▶ _Directions for this task_: Every record shown here must be duplicated without change.

Provided records Start Marker

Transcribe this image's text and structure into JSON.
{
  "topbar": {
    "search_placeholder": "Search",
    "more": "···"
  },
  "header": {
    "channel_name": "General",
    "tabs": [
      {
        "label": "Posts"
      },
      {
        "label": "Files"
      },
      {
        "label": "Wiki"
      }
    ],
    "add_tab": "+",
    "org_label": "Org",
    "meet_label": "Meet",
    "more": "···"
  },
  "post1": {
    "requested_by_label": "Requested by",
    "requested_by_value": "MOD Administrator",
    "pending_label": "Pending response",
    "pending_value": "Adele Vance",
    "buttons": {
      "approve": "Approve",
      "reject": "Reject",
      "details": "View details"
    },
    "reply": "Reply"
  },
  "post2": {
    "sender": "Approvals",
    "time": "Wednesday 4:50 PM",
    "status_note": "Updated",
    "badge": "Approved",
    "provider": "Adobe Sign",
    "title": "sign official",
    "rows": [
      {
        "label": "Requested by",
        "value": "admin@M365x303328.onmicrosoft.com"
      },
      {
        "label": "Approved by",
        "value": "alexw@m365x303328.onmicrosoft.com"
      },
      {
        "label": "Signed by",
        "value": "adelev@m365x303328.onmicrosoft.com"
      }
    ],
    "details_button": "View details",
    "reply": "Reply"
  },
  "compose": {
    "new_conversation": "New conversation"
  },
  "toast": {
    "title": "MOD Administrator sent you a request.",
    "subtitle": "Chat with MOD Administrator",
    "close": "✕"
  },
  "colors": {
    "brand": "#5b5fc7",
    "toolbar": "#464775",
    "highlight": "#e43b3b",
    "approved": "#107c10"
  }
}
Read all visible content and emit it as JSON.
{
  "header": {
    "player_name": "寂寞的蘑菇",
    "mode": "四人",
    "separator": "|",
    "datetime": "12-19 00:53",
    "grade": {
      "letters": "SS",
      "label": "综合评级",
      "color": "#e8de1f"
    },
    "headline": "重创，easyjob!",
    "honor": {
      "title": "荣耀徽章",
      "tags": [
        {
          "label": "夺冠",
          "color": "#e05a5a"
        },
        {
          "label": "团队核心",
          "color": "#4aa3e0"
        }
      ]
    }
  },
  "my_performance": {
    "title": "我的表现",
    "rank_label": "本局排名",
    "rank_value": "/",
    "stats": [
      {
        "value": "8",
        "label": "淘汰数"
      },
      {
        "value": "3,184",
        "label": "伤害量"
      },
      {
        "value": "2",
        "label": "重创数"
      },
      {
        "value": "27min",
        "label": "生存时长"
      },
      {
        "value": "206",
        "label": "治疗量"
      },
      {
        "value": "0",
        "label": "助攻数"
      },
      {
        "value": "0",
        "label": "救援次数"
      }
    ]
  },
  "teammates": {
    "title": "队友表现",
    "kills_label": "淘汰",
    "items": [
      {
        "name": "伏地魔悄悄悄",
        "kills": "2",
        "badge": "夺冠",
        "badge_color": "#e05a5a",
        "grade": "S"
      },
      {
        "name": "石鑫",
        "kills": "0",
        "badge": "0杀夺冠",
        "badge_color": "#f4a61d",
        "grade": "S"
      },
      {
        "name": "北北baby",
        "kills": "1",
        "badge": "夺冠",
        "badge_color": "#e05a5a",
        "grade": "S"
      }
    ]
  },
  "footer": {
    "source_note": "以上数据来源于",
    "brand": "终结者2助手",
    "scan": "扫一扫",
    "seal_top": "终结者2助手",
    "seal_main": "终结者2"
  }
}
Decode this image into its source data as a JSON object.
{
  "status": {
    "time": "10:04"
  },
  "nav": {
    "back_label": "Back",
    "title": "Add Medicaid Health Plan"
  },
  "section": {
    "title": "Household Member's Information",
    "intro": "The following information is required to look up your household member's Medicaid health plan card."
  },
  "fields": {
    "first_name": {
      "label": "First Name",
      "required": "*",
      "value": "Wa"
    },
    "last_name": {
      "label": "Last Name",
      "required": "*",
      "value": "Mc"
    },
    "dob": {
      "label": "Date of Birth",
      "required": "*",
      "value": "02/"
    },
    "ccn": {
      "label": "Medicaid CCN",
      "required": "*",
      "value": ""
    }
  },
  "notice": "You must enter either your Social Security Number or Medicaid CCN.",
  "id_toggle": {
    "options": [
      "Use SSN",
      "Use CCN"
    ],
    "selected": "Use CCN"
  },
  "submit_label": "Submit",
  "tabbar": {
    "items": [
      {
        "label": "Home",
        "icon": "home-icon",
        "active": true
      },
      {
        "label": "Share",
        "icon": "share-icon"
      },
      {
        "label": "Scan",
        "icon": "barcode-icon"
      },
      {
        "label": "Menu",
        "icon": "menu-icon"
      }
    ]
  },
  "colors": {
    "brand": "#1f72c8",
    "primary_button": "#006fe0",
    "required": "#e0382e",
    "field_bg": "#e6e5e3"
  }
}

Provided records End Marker

▶ _The completed task_:
Transcribe this image's text and structure into JSON.
{
  "topbar": {
    "search_placeholder": "Search",
    "more": "···"
  },
  "header": {
    "channel_name": "General",
    "tabs": [
      {
        "label": "Posts"
      },
      {
        "label": "Files"
      },
      {
        "label": "Wiki"
      }
    ],
    "add_tab": "+",
    "org_label": "Org",
    "meet_label": "Meet",
    "more": "···"
  },
  "post1": {
    "requested_by_label": "Requested by",
    "requested_by_value": "MOD Administrator",
    "pending_label": "Pending response",
    "pending_value": "Adele Vance",
    "buttons": {
      "approve": "Approve",
      "reject": "Reject",
      "details": "View details"
    },
    "reply": "Reply"
  },
  "post2": {
    "sender": "Approvals",
    "time": "Wednesday 4:50 PM",
    "status_note": "Updated",
    "badge": "Approved",
    "provider": "Adobe Sign",
    "title": "sign official",
    "rows": [
      {
        "label": "Requested by",
        "value": "admin@M365x303328.onmicrosoft.com"
      },
      {
        "label": "Approved by",
        "value": "alexw@m365x303328.onmicrosoft.com"
      },
      {
        "label": "Signed by",
        "value": "adelev@m365x303328.onmicrosoft.com"
      }
    ],
    "details_button": "View details",
    "reply": "Reply"
  },
  "compose": {
    "new_conversation": "New conversation"
  },
  "toast": {
    "title": "MOD Administrator sent you a request.",
    "subtitle": "Chat with MOD Administrator",
    "close": "✕"
  },
  "colors": {
    "brand": "#5b5fc7",
    "toolbar": "#464775",
    "highlight": "#e43b3b",
    "approved": "#107c10"
  }
}
Read all visible content and emit it as JSON.
{
  "header": {
    "player_name": "寂寞的蘑菇",
    "mode": "四人",
    "separator": "|",
    "datetime": "12-19 00:53",
    "grade": {
      "letters": "SS",
      "label": "综合评级",
      "color": "#e8de1f"
    },
    "headline": "重创，easyjob!",
    "honor": {
      "title": "荣耀徽章",
      "tags": [
        {
          "label": "夺冠",
          "color": "#e05a5a"
        },
        {
          "label": "团队核心",
          "color": "#4aa3e0"
        }
      ]
    }
  },
  "my_performance": {
    "title": "我的表现",
    "rank_label": "本局排名",
    "rank_value": "/",
    "stats": [
      {
        "value": "8",
        "label": "淘汰数"
      },
      {
        "value": "3,184",
        "label": "伤害量"
      },
      {
        "value": "2",
        "label": "重创数"
      },
      {
        "value": "27min",
        "label": "生存时长"
      },
      {
        "value": "206",
        "label": "治疗量"
      },
      {
        "value": "0",
        "label": "助攻数"
      },
      {
        "value": "0",
        "label": "救援次数"
      }
    ]
  },
  "teammates": {
    "title": "队友表现",
    "kills_label": "淘汰",
    "items": [
      {
        "name": "伏地魔悄悄悄",
        "kills": "2",
        "badge": "夺冠",
        "badge_color": "#e05a5a",
        "grade": "S"
      },
      {
        "name": "石鑫",
        "kills": "0",
        "badge": "0杀夺冠",
        "badge_color": "#f4a61d",
        "grade": "S"
      },
      {
        "name": "北北baby",
        "kills": "1",
        "badge": "夺冠",
        "badge_color": "#e05a5a",
        "grade": "S"
      }
    ]
  },
  "footer": {
    "source_note": "以上数据来源于",
    "brand": "终结者2助手",
    "scan": "扫一扫",
    "seal_top": "终结者2助手",
    "seal_main": "终结者2"
  }
}
Decode this image into its source data as a JSON object.
{
  "status": {
    "time": "10:04"
  },
  "nav": {
    "back_label": "Back",
    "title": "Add Medicaid Health Plan"
  },
  "section": {
    "title": "Household Member's Information",
    "intro": "The following information is required to look up your household member's Medicaid health plan card."
  },
  "fields": {
    "first_name": {
      "label": "First Name",
      "required": "*",
      "value": "Wa"
    },
    "last_name": {
      "label": "Last Name",
      "required": "*",
      "value": "Mc"
    },
    "dob": {
      "label": "Date of Birth",
      "required": "*",
      "value": "02/"
    },
    "ccn": {
      "label": "Medicaid CCN",
      "required": "*",
      "value": ""
    }
  },
  "notice": "You must enter either your Social Security Number or Medicaid CCN.",
  "id_toggle": {
    "options": [
      "Use SSN",
      "Use CCN"
    ],
    "selected": "Use CCN"
  },
  "submit_label": "Submit",
  "tabbar": {
    "items": [
      {
        "label": "Home",
        "icon": "home-icon",
        "active": true
      },
      {
        "label": "Share",
        "icon": "share-icon"
      },
      {
        "label": "Scan",
        "icon": "barcode-icon"
      },
      {
        "label": "Menu",
        "icon": "menu-icon"
      }
    ]
  },
  "colors": {
    "brand": "#1f72c8",
    "primary_button": "#006fe0",
    "required": "#e0382e",
    "field_bg": "#e6e5e3"
  }
}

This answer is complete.